AirMail is also probably the closest you’ll get to Mailbox today on iOS. Swiping to the left give you the option to trash the message and a list of other actions, while swiping to the right give you the option to snooze or archive the message.
The apps unified inbox is fantastic, and you can easily switch between inboxes at any time or even while writing messages. The apps Settings are incredibly detailed and feature rich, and allow you to do a number of things other email apps don’t.
It’s also worth mentioning that AirMail probably has the best Apple Watch mail app out there, which lets you do mostly everything you could on the phone, except reasonably tailored to the watches screen.
Email by EasilyDo
Email is certainly an interesting one. It’s completely free, and has all of the features you’d expect from the stock Mail app, including 3D Touch actions. It has support for multiple accounts and even has the swipe actions first introduced in Mailbox.
What makes Email special is its ‘Assistant’ feature.

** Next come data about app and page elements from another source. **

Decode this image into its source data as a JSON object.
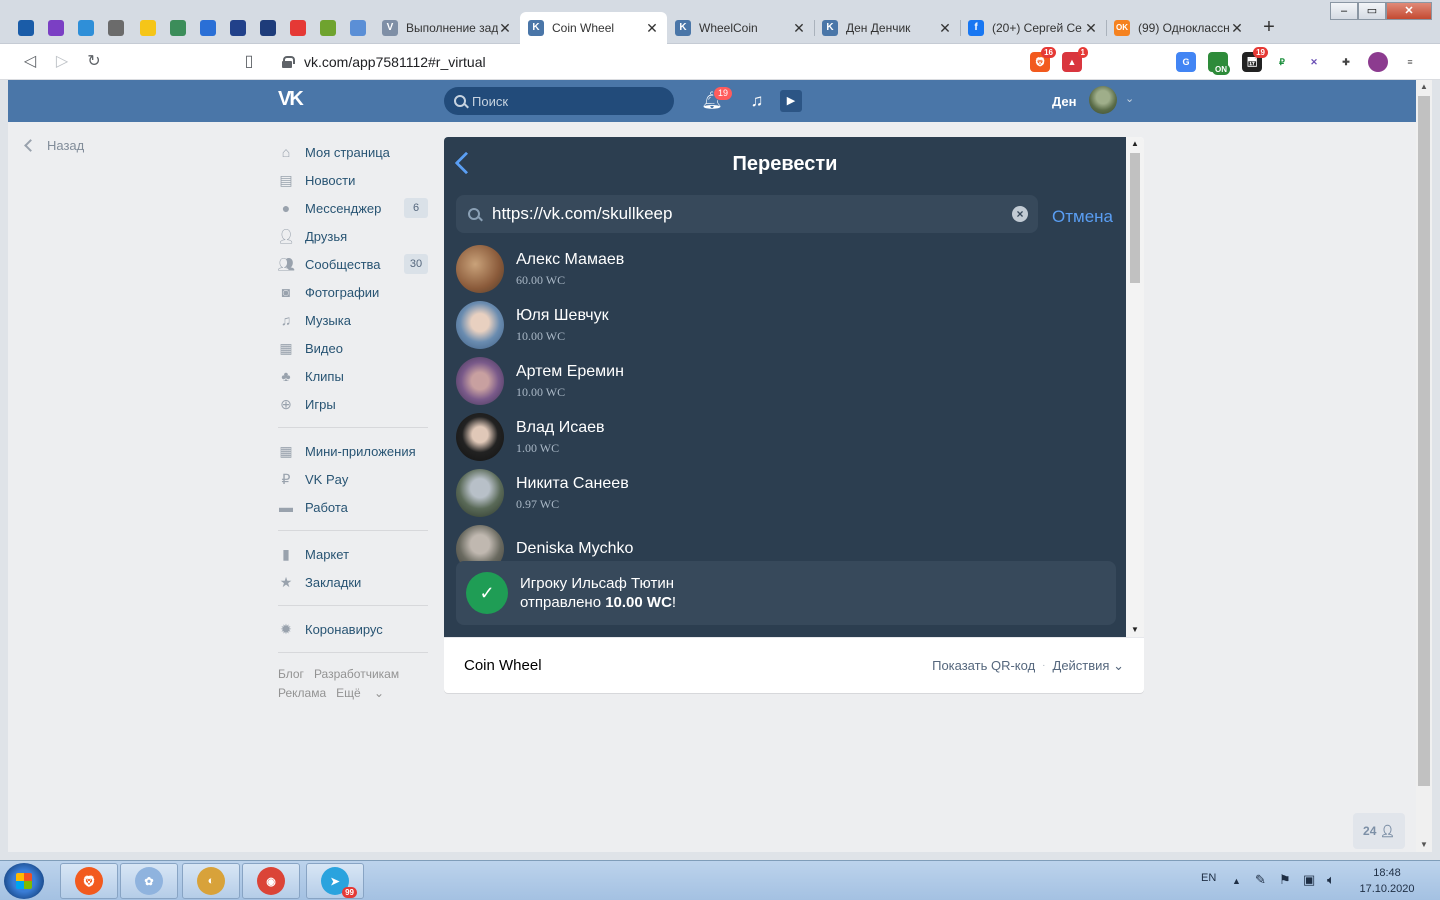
{
  "browser": {
    "pinned_tabs": [
      {
        "icon": "pin-app-1-icon",
        "color": "#1a5ca8"
      },
      {
        "icon": "pin-app-2-icon",
        "color": "#7b3fc4"
      },
      {
        "icon": "pin-app-3-icon",
        "color": "#2f8fd8"
      },
      {
        "icon": "pin-app-4-icon",
        "color": "#6b6b6b"
      },
      {
        "icon": "pin-app-5-icon",
        "color": "#f5c518"
      },
      {
        "icon": "pin-app-6-icon",
        "color": "#3c8d5a"
      },
      {
        "icon": "pin-app-7-icon",
        "color": "#2a6fd6"
      },
      {
        "icon": "pin-app-8-icon",
        "color": "#22418a"
      },
      {
        "icon": "pin-app-9-icon",
        "color": "#1e3c7a"
      },
      {
        "icon": "pin-app-10-icon",
        "color": "#e53935"
      },
      {
        "icon": "pin-app-11-icon",
        "color": "#6fa32f"
      },
      {
        "icon": "pin-app-12-icon",
        "color": "#5b8fd6"
      }
    ],
    "tabs": [
      {
        "title": "Выполнение зад",
        "icon": "v-icon",
        "active": false
      },
      {
        "title": "Coin Wheel",
        "icon": "vk-icon",
        "active": true
      },
      {
        "title": "WheelCoin",
        "icon": "vk-icon",
        "active": false
      },
      {
        "title": "Ден Денчик",
        "icon": "vk-icon",
        "active": false
      },
      {
        "title": "(20+) Сергей Се",
        "icon": "facebook-icon",
        "active": false
      },
      {
        "title": "(99) Одноклассн",
        "icon": "odnoklassniki-icon",
        "active": false
      }
    ],
    "address": "vk.com/app7581112#r_virtual",
    "extensions": [
      {
        "name": "brave-shield-icon",
        "badge": "16"
      },
      {
        "name": "brave-rewards-icon",
        "badge": "1"
      },
      {
        "name": "translate-icon",
        "badge": ""
      },
      {
        "name": "on-toggle-icon",
        "badge": "ON"
      },
      {
        "name": "calendar-icon",
        "badge": "19"
      },
      {
        "name": "ruble-icon",
        "badge": ""
      },
      {
        "name": "crossed-icon",
        "badge": ""
      },
      {
        "name": "puzzle-icon",
        "badge": ""
      },
      {
        "name": "profile-icon",
        "badge": ""
      },
      {
        "name": "menu-icon",
        "badge": ""
      }
    ]
  },
  "vk": {
    "search_placeholder": "Поиск",
    "notifications_count": "19",
    "username": "Ден",
    "back_label": "Назад",
    "menu": [
      {
        "label": "Моя страница",
        "icon": "home-icon",
        "count": ""
      },
      {
        "label": "Новости",
        "icon": "news-icon",
        "count": ""
      },
      {
        "label": "Мессенджер",
        "icon": "messenger-icon",
        "count": "6"
      },
      {
        "label": "Друзья",
        "icon": "friends-icon",
        "count": ""
      },
      {
        "label": "Сообщества",
        "icon": "communities-icon",
        "count": "30"
      },
      {
        "label": "Фотографии",
        "icon": "camera-icon",
        "count": ""
      },
      {
        "label": "Музыка",
        "icon": "music-icon",
        "count": ""
      },
      {
        "label": "Видео",
        "icon": "video-icon",
        "count": ""
      },
      {
        "label": "Клипы",
        "icon": "clips-icon",
        "count": ""
      },
      {
        "label": "Игры",
        "icon": "gamepad-icon",
        "count": ""
      }
    ],
    "menu2": [
      {
        "label": "Мини-приложения",
        "icon": "mini-apps-icon"
      },
      {
        "label": "VK Pay",
        "icon": "vk-pay-icon"
      },
      {
        "label": "Работа",
        "icon": "briefcase-icon"
      }
    ],
    "menu3": [
      {
        "label": "Маркет",
        "icon": "bag-icon"
      },
      {
        "label": "Закладки",
        "icon": "star-icon"
      }
    ],
    "menu4": [
      {
        "label": "Коронавирус",
        "icon": "virus-icon"
      }
    ],
    "footer_links": {
      "blog": "Блог",
      "devs": "Разработчикам",
      "ads": "Реклама",
      "more": "Ещё"
    },
    "online_count": "24"
  },
  "app": {
    "title": "Перевести",
    "search_value": "https://vk.com/skullkeep",
    "cancel": "Отмена",
    "users": [
      {
        "name": "Алекс Мамаев",
        "balance": "60.00 WC"
      },
      {
        "name": "Юля Шевчук",
        "balance": "10.00 WC"
      },
      {
        "name": "Артем Еремин",
        "balance": "10.00 WC"
      },
      {
        "name": "Влад Исаев",
        "balance": "1.00 WC"
      },
      {
        "name": "Никита Санеев",
        "balance": "0.97 WC"
      },
      {
        "name": "Deniska Mychko",
        "balance": ""
      }
    ],
    "toast": {
      "line1": "Игроку Ильсаф Тютин",
      "line2_prefix": "отправлено ",
      "amount": "10.00 WC",
      "line2_suffix": "!"
    },
    "footer": {
      "name": "Coin Wheel",
      "qr": "Показать QR-код",
      "actions": "Действия"
    }
  },
  "taskbar": {
    "apps": [
      {
        "icon": "brave-icon",
        "color": "#f25a1e",
        "badge": ""
      },
      {
        "icon": "paint-icon",
        "color": "#8fb3de",
        "badge": ""
      },
      {
        "icon": "chromium-icon",
        "color": "#d8a23a",
        "badge": ""
      },
      {
        "icon": "chrome-icon",
        "color": "#db4437",
        "badge": ""
      },
      {
        "icon": "telegram-icon",
        "color": "#2aa3de",
        "badge": "99"
      }
    ],
    "language": "EN",
    "time": "18:48",
    "date": "17.10.2020"
  }
}
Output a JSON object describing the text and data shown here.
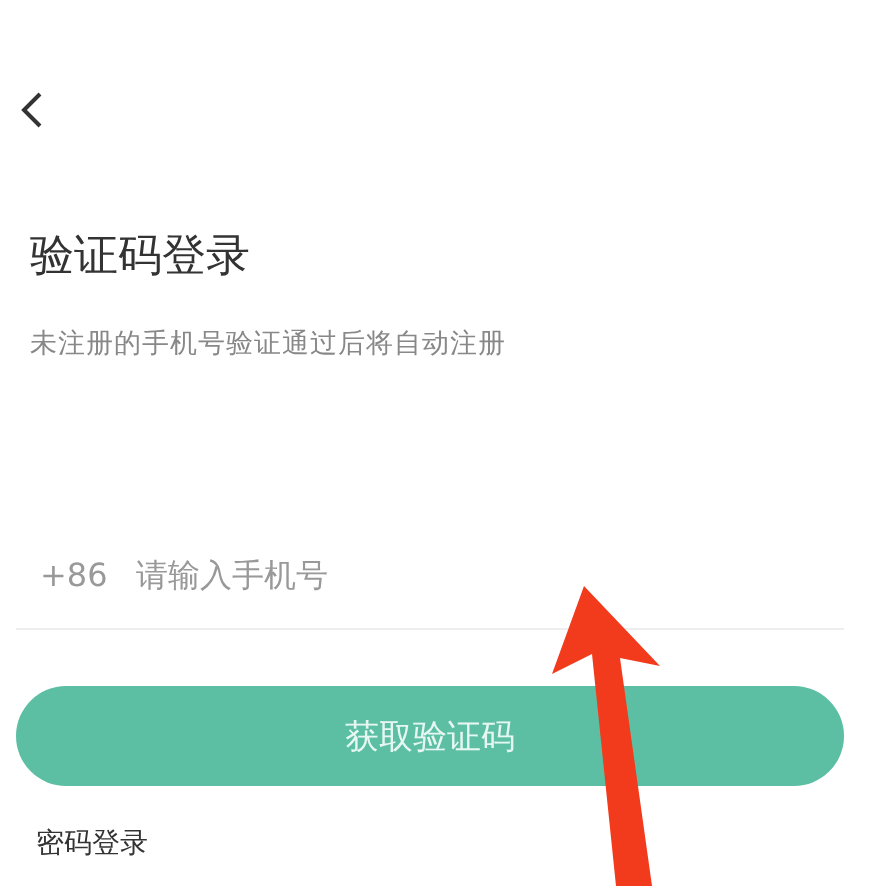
{
  "title": "验证码登录",
  "subtitle": "未注册的手机号验证通过后将自动注册",
  "phone_field": {
    "country_code": "+86",
    "placeholder": "请输入手机号"
  },
  "submit_button": {
    "label": "获取验证码",
    "disabled": true
  },
  "alt_login_link": "密码登录"
}
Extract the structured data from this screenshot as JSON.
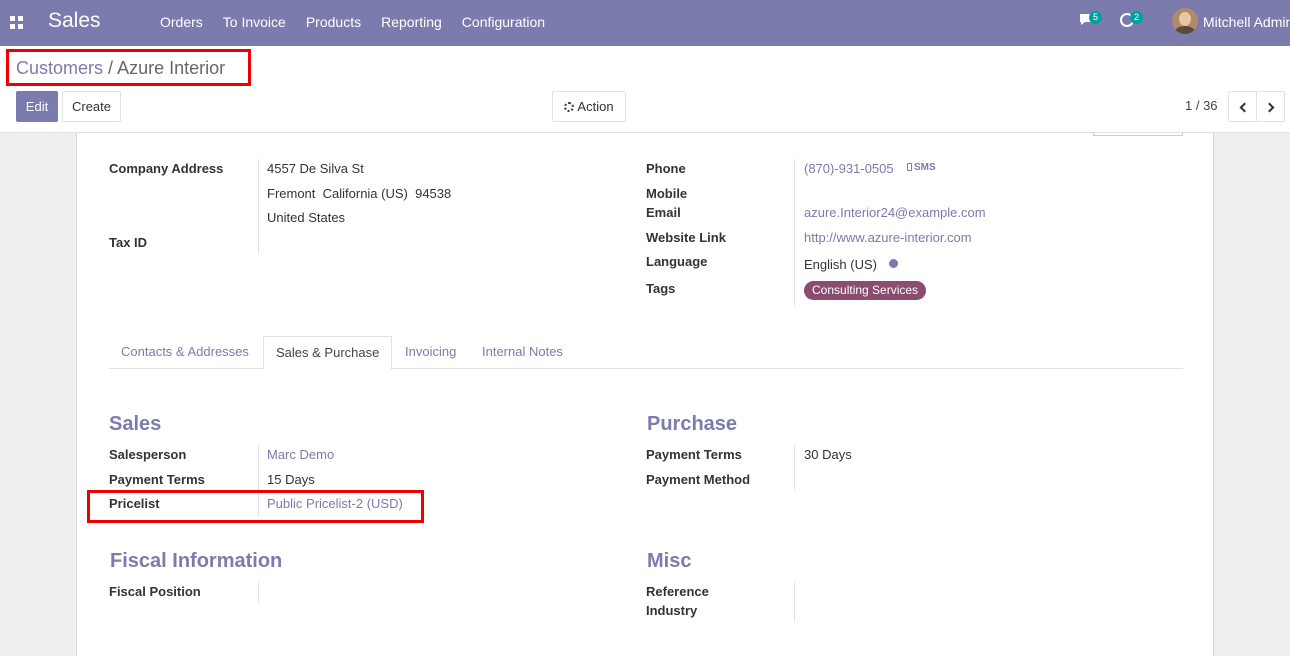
{
  "navbar": {
    "app_name": "Sales",
    "menu": [
      "Orders",
      "To Invoice",
      "Products",
      "Reporting",
      "Configuration"
    ],
    "messages_count": "5",
    "activities_count": "2",
    "user_name": "Mitchell Admin"
  },
  "control": {
    "breadcrumb_parent": "Customers",
    "breadcrumb_sep": "/",
    "breadcrumb_current": "Azure Interior",
    "edit_label": "Edit",
    "create_label": "Create",
    "action_label": "Action",
    "pager": "1 / 36"
  },
  "partner": {
    "company_address_label": "Company Address",
    "street": "4557 De Silva St",
    "city_line": "Fremont  California (US)  94538",
    "country": "United States",
    "tax_id_label": "Tax ID",
    "phone_label": "Phone",
    "phone": "(870)-931-0505",
    "sms_label": "SMS",
    "mobile_label": "Mobile",
    "email_label": "Email",
    "email": "azure.Interior24@example.com",
    "website_label": "Website Link",
    "website": "http://www.azure-interior.com",
    "language_label": "Language",
    "language": "English (US)",
    "tags_label": "Tags",
    "tag": "Consulting Services"
  },
  "tabs": [
    "Contacts & Addresses",
    "Sales & Purchase",
    "Invoicing",
    "Internal Notes"
  ],
  "sales": {
    "title": "Sales",
    "salesperson_label": "Salesperson",
    "salesperson": "Marc Demo",
    "payment_terms_label": "Payment Terms",
    "payment_terms": "15 Days",
    "pricelist_label": "Pricelist",
    "pricelist": "Public Pricelist-2 (USD)"
  },
  "purchase": {
    "title": "Purchase",
    "payment_terms_label": "Payment Terms",
    "payment_terms": "30 Days",
    "payment_method_label": "Payment Method"
  },
  "fiscal": {
    "title": "Fiscal Information",
    "fiscal_position_label": "Fiscal Position"
  },
  "misc": {
    "title": "Misc",
    "reference_label": "Reference",
    "industry_label": "Industry"
  },
  "colors": {
    "navbar": "#7c7bad",
    "tag": "#8a4d6d",
    "highlight": "#e00000"
  }
}
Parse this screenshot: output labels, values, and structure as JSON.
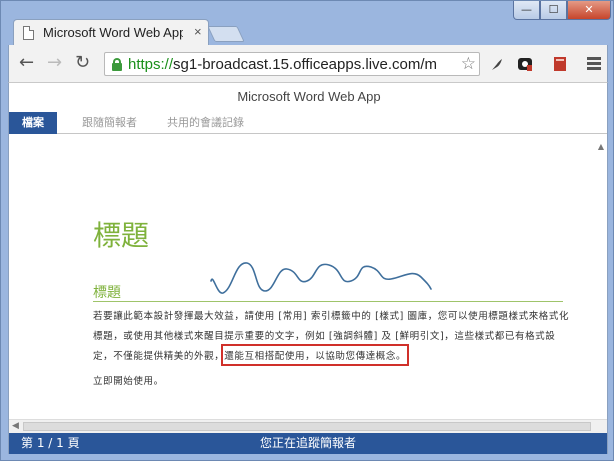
{
  "browser": {
    "tab_title": "Microsoft Word Web App",
    "tab_close": "×",
    "window_buttons": {
      "minimize": "—",
      "maximize": "☐",
      "close": "✕"
    },
    "nav": {
      "back": "←",
      "forward": "→",
      "reload": "↻"
    },
    "url": {
      "scheme": "https://",
      "host": "sg1-broadcast.15.officeapps.live.com/m"
    },
    "bookmark": "☆",
    "extension_colors": [
      "#444444",
      "#222222",
      "#c0392b"
    ]
  },
  "app": {
    "title": "Microsoft Word Web App",
    "tabs": [
      {
        "label": "檔案",
        "active": true
      },
      {
        "label": "跟隨簡報者",
        "active": false
      },
      {
        "label": "共用的會議記錄",
        "active": false
      }
    ]
  },
  "document": {
    "title": "標題",
    "heading": "標題",
    "paragraph_lines": [
      "若要讓此範本設計發揮最大效益，請使用 [常用] 索引標籤中的 [樣式] 圖庫，您可以使用標題樣式來格式化",
      "標題，或使用其他樣式來醒目提示重要的文字，例如 [強調斜體] 及 [鮮明引文]，這些樣式都已有格式設",
      "定，不僅能提供精美的外觀，還能互相搭配使用，以協助您傳達概念。"
    ],
    "closing_line": "立即開始使用。",
    "accent_color": "#7fb23c",
    "annotation_color": "#d0302a"
  },
  "statusbar": {
    "page_indicator": "第 1 / 1 頁",
    "status_text": "您正在追蹤簡報者"
  }
}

This feature, which can be accessed by the menu on the left of your inbox, will automatically organize email that fits into one of five categories – Subscription, Travel, Packages, Bills and Receipts, and Entertainment – and put everything all in one place.
While the organization is nice, Email takes it even further. If you go into Subscriptions, for example, you’ll be greeted with a list of every service you are subscribed to that sends you emails, each with two options: Favorite, or Unsubscribe. Favoriting one will add it to the favorites menu, allowing you to easily read content from the subscription. Unsubscribe will instantly go in the background and unsubscribe you from the service, all by pushing a button.
In Packages, you’ll be greeted with a list of packages, starting with things already shipped and then a list of past packages. The things still in shipment have a bar showing how much time is left for your packages, and when you should expect it. Clicking on it will bring you to a tracking page.
Travel will give you a list of travel accommodations you’ve made and easy access.
While Email may not be the most beautiful or feature packed client, it has everything you’d need to get email done, along with the unprecedented assistant feature.
As someone who has multiple email addresses and gets somewhere around 200 emails a day, AirMail has become my default client. They have a Mac client that syncs with iOS, making it easy for me to categorize and manage email.
If you’re not an email power user, and you have Gmail, try out Inbox. It’s definitely not for everyone, but if you like how it categorizes your email it will make email a dream.
If you don’t fall into the other two categories, I’d highly recommend you go and try Email right now. It is probably the best free third-party email client on iOS, and there’s no risk in giving it a try.
Learn about some of the other exciting features of iOS 10 that are available to you.
What are some of your favorite e-mail apps that you regularly use on your iPhone and iPad?